More At Peace
As we explore holistic care for our bodies, we are often forced to grapple with those parts of ourselves that are connected to damaging messages of comparison or stories of shame. Here, Becky Allender shares about an unintentional experiment with blue hair, and about learning to come to peace with the fullness of who she is. This post originally appeared on Red Tent Living.
I will always be perplexed as to why hair is so deeply tied to our identity. I also wonder why haircuts, new coloring, or any significant change throws me back to Junior High. I am my body. I am more than my body. But my hair sometimes seems more than me.
I couldn’t believe what I was seeing, and as much as I tried to focus on the conversation with the woman getting her hair cut next to me, I realized I actually needed to name the trauma I was experiencing. I was two hours into the process and noticed two texts from my husband wanting to know where I was.
What should I reply? Something like, “Hey, I will be home in another hour.” Or, “It’s taking longer than I thought.” But instead of texting my husband, I looked at Shawn in the mirror and said, “I think I am going to have to go home and have a glass of wine!” I kept looking at my reflection, and even though my hair was still wet, it looked blue. Next thing I knew there was a lovely tumbler of red wine in front of me. It never occurred to me that this salon would even have wine! If there was any time to drink at a hair salon, this was it. It wasn’t yet noon and I could barely breathe. I gratefully took a sip.
Another hour went by and I began the drive home while taking sneak peeks at the top of my hair in the rearview mirror. Thankfully, that looked the same, but truly, whenever I looked at the ends of my hair I had to admit that it was a bit blue!
One thing age has allowed me to realize is that most people don’t even see change—let alone say anything.
My daughter-in-law and husband were appropriately shocked when I walked into the house. I looked in the hallway mirror and I did have blue hair! Elizabeth assured me the products that I was sent home with would do the very thing I hoped it would do, help tone down the blue. But, I wasn’t supposed to wash my hair for a week. Seriously, what had I done?!
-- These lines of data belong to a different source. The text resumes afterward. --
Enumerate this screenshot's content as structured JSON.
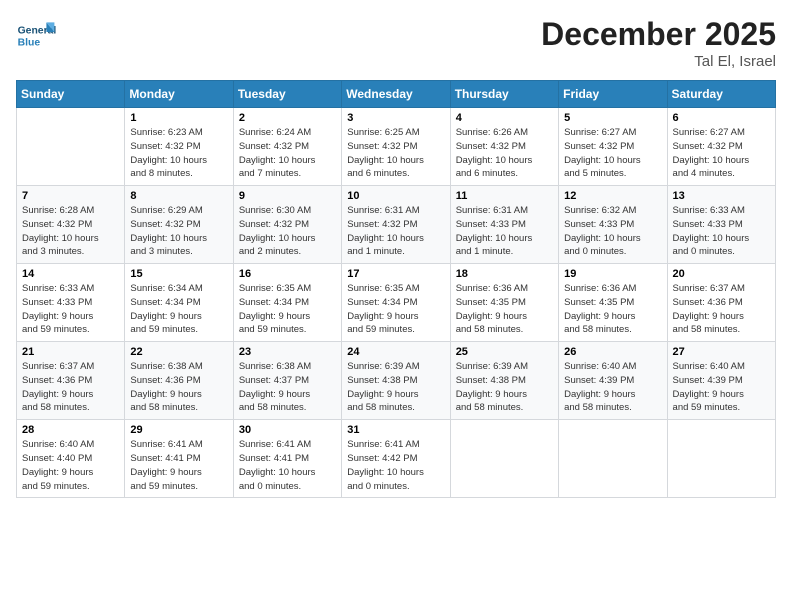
{
  "logo": {
    "general": "General",
    "blue": "Blue"
  },
  "title": "December 2025",
  "location": "Tal El, Israel",
  "days_of_week": [
    "Sunday",
    "Monday",
    "Tuesday",
    "Wednesday",
    "Thursday",
    "Friday",
    "Saturday"
  ],
  "weeks": [
    [
      {
        "day": "",
        "info": ""
      },
      {
        "day": "1",
        "info": "Sunrise: 6:23 AM\nSunset: 4:32 PM\nDaylight: 10 hours\nand 8 minutes."
      },
      {
        "day": "2",
        "info": "Sunrise: 6:24 AM\nSunset: 4:32 PM\nDaylight: 10 hours\nand 7 minutes."
      },
      {
        "day": "3",
        "info": "Sunrise: 6:25 AM\nSunset: 4:32 PM\nDaylight: 10 hours\nand 6 minutes."
      },
      {
        "day": "4",
        "info": "Sunrise: 6:26 AM\nSunset: 4:32 PM\nDaylight: 10 hours\nand 6 minutes."
      },
      {
        "day": "5",
        "info": "Sunrise: 6:27 AM\nSunset: 4:32 PM\nDaylight: 10 hours\nand 5 minutes."
      },
      {
        "day": "6",
        "info": "Sunrise: 6:27 AM\nSunset: 4:32 PM\nDaylight: 10 hours\nand 4 minutes."
      }
    ],
    [
      {
        "day": "7",
        "info": "Sunrise: 6:28 AM\nSunset: 4:32 PM\nDaylight: 10 hours\nand 3 minutes."
      },
      {
        "day": "8",
        "info": "Sunrise: 6:29 AM\nSunset: 4:32 PM\nDaylight: 10 hours\nand 3 minutes."
      },
      {
        "day": "9",
        "info": "Sunrise: 6:30 AM\nSunset: 4:32 PM\nDaylight: 10 hours\nand 2 minutes."
      },
      {
        "day": "10",
        "info": "Sunrise: 6:31 AM\nSunset: 4:32 PM\nDaylight: 10 hours\nand 1 minute."
      },
      {
        "day": "11",
        "info": "Sunrise: 6:31 AM\nSunset: 4:33 PM\nDaylight: 10 hours\nand 1 minute."
      },
      {
        "day": "12",
        "info": "Sunrise: 6:32 AM\nSunset: 4:33 PM\nDaylight: 10 hours\nand 0 minutes."
      },
      {
        "day": "13",
        "info": "Sunrise: 6:33 AM\nSunset: 4:33 PM\nDaylight: 10 hours\nand 0 minutes."
      }
    ],
    [
      {
        "day": "14",
        "info": "Sunrise: 6:33 AM\nSunset: 4:33 PM\nDaylight: 9 hours\nand 59 minutes."
      },
      {
        "day": "15",
        "info": "Sunrise: 6:34 AM\nSunset: 4:34 PM\nDaylight: 9 hours\nand 59 minutes."
      },
      {
        "day": "16",
        "info": "Sunrise: 6:35 AM\nSunset: 4:34 PM\nDaylight: 9 hours\nand 59 minutes."
      },
      {
        "day": "17",
        "info": "Sunrise: 6:35 AM\nSunset: 4:34 PM\nDaylight: 9 hours\nand 59 minutes."
      },
      {
        "day": "18",
        "info": "Sunrise: 6:36 AM\nSunset: 4:35 PM\nDaylight: 9 hours\nand 58 minutes."
      },
      {
        "day": "19",
        "info": "Sunrise: 6:36 AM\nSunset: 4:35 PM\nDaylight: 9 hours\nand 58 minutes."
      },
      {
        "day": "20",
        "info": "Sunrise: 6:37 AM\nSunset: 4:36 PM\nDaylight: 9 hours\nand 58 minutes."
      }
    ],
    [
      {
        "day": "21",
        "info": "Sunrise: 6:37 AM\nSunset: 4:36 PM\nDaylight: 9 hours\nand 58 minutes."
      },
      {
        "day": "22",
        "info": "Sunrise: 6:38 AM\nSunset: 4:36 PM\nDaylight: 9 hours\nand 58 minutes."
      },
      {
        "day": "23",
        "info": "Sunrise: 6:38 AM\nSunset: 4:37 PM\nDaylight: 9 hours\nand 58 minutes."
      },
      {
        "day": "24",
        "info": "Sunrise: 6:39 AM\nSunset: 4:38 PM\nDaylight: 9 hours\nand 58 minutes."
      },
      {
        "day": "25",
        "info": "Sunrise: 6:39 AM\nSunset: 4:38 PM\nDaylight: 9 hours\nand 58 minutes."
      },
      {
        "day": "26",
        "info": "Sunrise: 6:40 AM\nSunset: 4:39 PM\nDaylight: 9 hours\nand 58 minutes."
      },
      {
        "day": "27",
        "info": "Sunrise: 6:40 AM\nSunset: 4:39 PM\nDaylight: 9 hours\nand 59 minutes."
      }
    ],
    [
      {
        "day": "28",
        "info": "Sunrise: 6:40 AM\nSunset: 4:40 PM\nDaylight: 9 hours\nand 59 minutes."
      },
      {
        "day": "29",
        "info": "Sunrise: 6:41 AM\nSunset: 4:41 PM\nDaylight: 9 hours\nand 59 minutes."
      },
      {
        "day": "30",
        "info": "Sunrise: 6:41 AM\nSunset: 4:41 PM\nDaylight: 10 hours\nand 0 minutes."
      },
      {
        "day": "31",
        "info": "Sunrise: 6:41 AM\nSunset: 4:42 PM\nDaylight: 10 hours\nand 0 minutes."
      },
      {
        "day": "",
        "info": ""
      },
      {
        "day": "",
        "info": ""
      },
      {
        "day": "",
        "info": ""
      }
    ]
  ]
}
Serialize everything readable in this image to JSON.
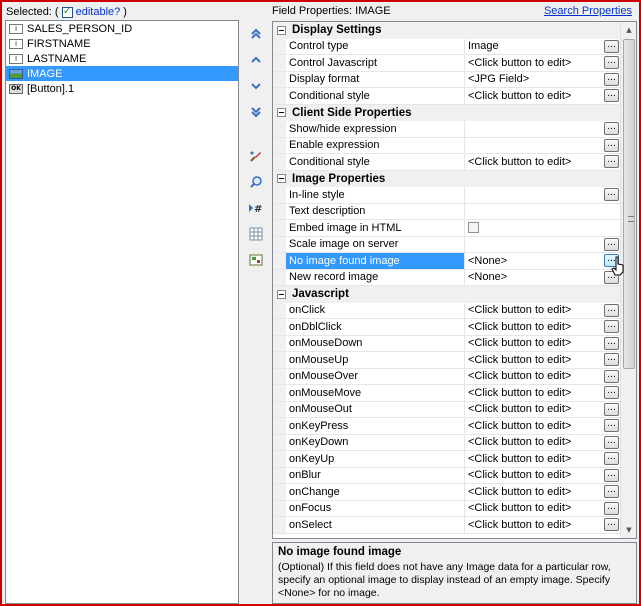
{
  "selected_panel": {
    "label_prefix": "Selected: (",
    "editable_checked": "✓",
    "editable_label": "editable?",
    "label_suffix": ")",
    "fields": [
      {
        "icon": "text-field-icon",
        "name": "SALES_PERSON_ID"
      },
      {
        "icon": "text-field-icon",
        "name": "FIRSTNAME"
      },
      {
        "icon": "text-field-icon",
        "name": "LASTNAME"
      },
      {
        "icon": "image-field-icon",
        "name": "IMAGE"
      },
      {
        "icon": "button-field-icon",
        "icon_text": "OK",
        "name": "[Button].1"
      }
    ]
  },
  "toolbar": {
    "move_top": "⌃",
    "move_up": "^",
    "move_down": "v",
    "move_bottom": "⌄",
    "icons": [
      "paint-brush-icon",
      "zoom-icon",
      "hash-icon",
      "grid-icon",
      "image-map-icon"
    ]
  },
  "properties": {
    "title": "Field Properties: IMAGE",
    "search_link": "Search Properties",
    "edit_button": "...",
    "categories": [
      {
        "name": "Display Settings",
        "rows": [
          {
            "name": "Control type",
            "value": "Image",
            "button": true
          },
          {
            "name": "Control Javascript",
            "value": "<Click button to edit>",
            "button": true
          },
          {
            "name": "Display format",
            "value": "<JPG Field>",
            "button": true
          },
          {
            "name": "Conditional style",
            "value": "<Click button to edit>",
            "button": true
          }
        ]
      },
      {
        "name": "Client Side Properties",
        "rows": [
          {
            "name": "Show/hide expression",
            "value": "",
            "button": true
          },
          {
            "name": "Enable expression",
            "value": "",
            "button": true
          },
          {
            "name": "Conditional style",
            "value": "<Click button to edit>",
            "button": true
          }
        ]
      },
      {
        "name": "Image Properties",
        "rows": [
          {
            "name": "In-line style",
            "value": "",
            "button": true
          },
          {
            "name": "Text description",
            "value": "",
            "button": false
          },
          {
            "name": "Embed image in HTML",
            "value": "",
            "checkbox": true,
            "button": false
          },
          {
            "name": "Scale image on server",
            "value": "",
            "button": true
          },
          {
            "name": "No image found image",
            "value": "<None>",
            "button": true,
            "selected": true
          },
          {
            "name": "New record image",
            "value": "<None>",
            "button": true
          }
        ]
      },
      {
        "name": "Javascript",
        "rows": [
          {
            "name": "onClick",
            "value": "<Click button to edit>",
            "button": true
          },
          {
            "name": "onDblClick",
            "value": "<Click button to edit>",
            "button": true
          },
          {
            "name": "onMouseDown",
            "value": "<Click button to edit>",
            "button": true
          },
          {
            "name": "onMouseUp",
            "value": "<Click button to edit>",
            "button": true
          },
          {
            "name": "onMouseOver",
            "value": "<Click button to edit>",
            "button": true
          },
          {
            "name": "onMouseMove",
            "value": "<Click button to edit>",
            "button": true
          },
          {
            "name": "onMouseOut",
            "value": "<Click button to edit>",
            "button": true
          },
          {
            "name": "onKeyPress",
            "value": "<Click button to edit>",
            "button": true
          },
          {
            "name": "onKeyDown",
            "value": "<Click button to edit>",
            "button": true
          },
          {
            "name": "onKeyUp",
            "value": "<Click button to edit>",
            "button": true
          },
          {
            "name": "onBlur",
            "value": "<Click button to edit>",
            "button": true
          },
          {
            "name": "onChange",
            "value": "<Click button to edit>",
            "button": true
          },
          {
            "name": "onFocus",
            "value": "<Click button to edit>",
            "button": true
          },
          {
            "name": "onSelect",
            "value": "<Click button to edit>",
            "button": true
          }
        ]
      }
    ]
  },
  "description": {
    "title": "No image found image",
    "body": "(Optional) If this field does not have any Image data for a particular row, specify an optional image to display instead of an empty image. Specify <None> for no image."
  },
  "colors": {
    "frame_border": "#cc0000",
    "selection": "#3399ff",
    "link": "#0033cc"
  }
}
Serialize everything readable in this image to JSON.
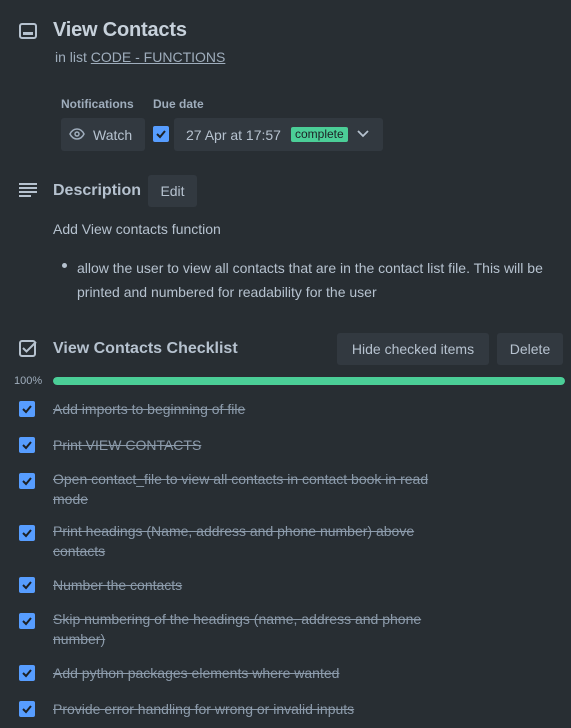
{
  "card": {
    "title": "View Contacts",
    "in_list_prefix": "in list",
    "list_name": "CODE - FUNCTIONS"
  },
  "meta": {
    "notifications_label": "Notifications",
    "watch_label": "Watch",
    "due_label": "Due date",
    "due_date": "27 Apr at 17:57",
    "due_status": "complete"
  },
  "description": {
    "heading": "Description",
    "edit_label": "Edit",
    "text": "Add View contacts function",
    "bullet": "allow the user to view all contacts that are in the contact list file. This will be printed and numbered for readability for the user"
  },
  "checklist": {
    "title": "View Contacts Checklist",
    "hide_label": "Hide checked items",
    "delete_label": "Delete",
    "percent_text": "100%",
    "progress": 1.0,
    "items": [
      {
        "text": "Add imports to beginning of file",
        "checked": true
      },
      {
        "text": "Print VIEW CONTACTS",
        "checked": true
      },
      {
        "text": "Open contact_file to view all contacts in contact book in read mode",
        "checked": true
      },
      {
        "text": "Print headings (Name, address and phone number) above contacts",
        "checked": true
      },
      {
        "text": "Number the contacts",
        "checked": true
      },
      {
        "text": "Skip numbering of the headings (name, address and phone number)",
        "checked": true
      },
      {
        "text": "Add python packages elements where wanted",
        "checked": true
      },
      {
        "text": "Provide error handling for wrong or invalid inputs",
        "checked": true
      }
    ]
  },
  "colors": {
    "background": "#282e33",
    "accent_blue": "#579dff",
    "success_green": "#4bce97"
  }
}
I sneaked away and called Jane from my closet chair. “Guess what? I dyed the yellow ends of my hair. I have gray hair, Jane.” Without a missed beat, she replied nonchalantly, “Well, Beck, if you don’t really like it, you can dye it back.” Truth. I love the truth from Jane. That’s right. I can. In my mind I saw dollar signs and failure.
A few hours later I stiffly said to Dan, “I am freaking out with this blue hair!” He looked at me and said, “Becky, you cannot continue this when we are with our family.” (The next day our entire family was gathering at Finn River to celebrate our three August birthdays.) He was right. I went to bed with my blue-ish hair and slept really well.
One by one, everyone showed up for outdoor jazz listening and cider sipping in the heat of summer near Port Gamble. Initially, no one noticed. In keeping with Dan’s true style, he loved saying, “Do you notice anything different about Becky?” I was extremely comforted by the fact no one did notice—at least, not initially. And yes, I assured them, I knew there was indeed “a bit of blue goin’ on.”
I went to my yoga studio. No one noticed. I went sailing with good friends and piled my hair dutifully on top of my head when we went swimming in the deep waters of the Gulf Islands. Hilarity is so much better than shame. And truly, who cares about anything while sailing with friends in some of the most beautiful scenery I have ever seen?
Now the blue truly is gone. The hope of blending the ends with my roots has happened. And it all seems wonderful. I love not having teenage long hair with an estrogen-free face. I have wrinkles and flabby skin. My skin is not at all like it used to be. I am at peace with that. I am more at peace with me than ever before. I am less inclined to wear make-up than ever before. It just doesn’t matter. Truly. I am more at peace with my failings. I am more aware of joy than ever. And, I am thrilled to be alive in this #MeToo era. There’s much ground to take back. And as far as I can see, the road ahead is shorter than ever before, and I want to enjoy every bit of joy there is to be had. The holiness of life and each life is becoming more stunning. I am grateful.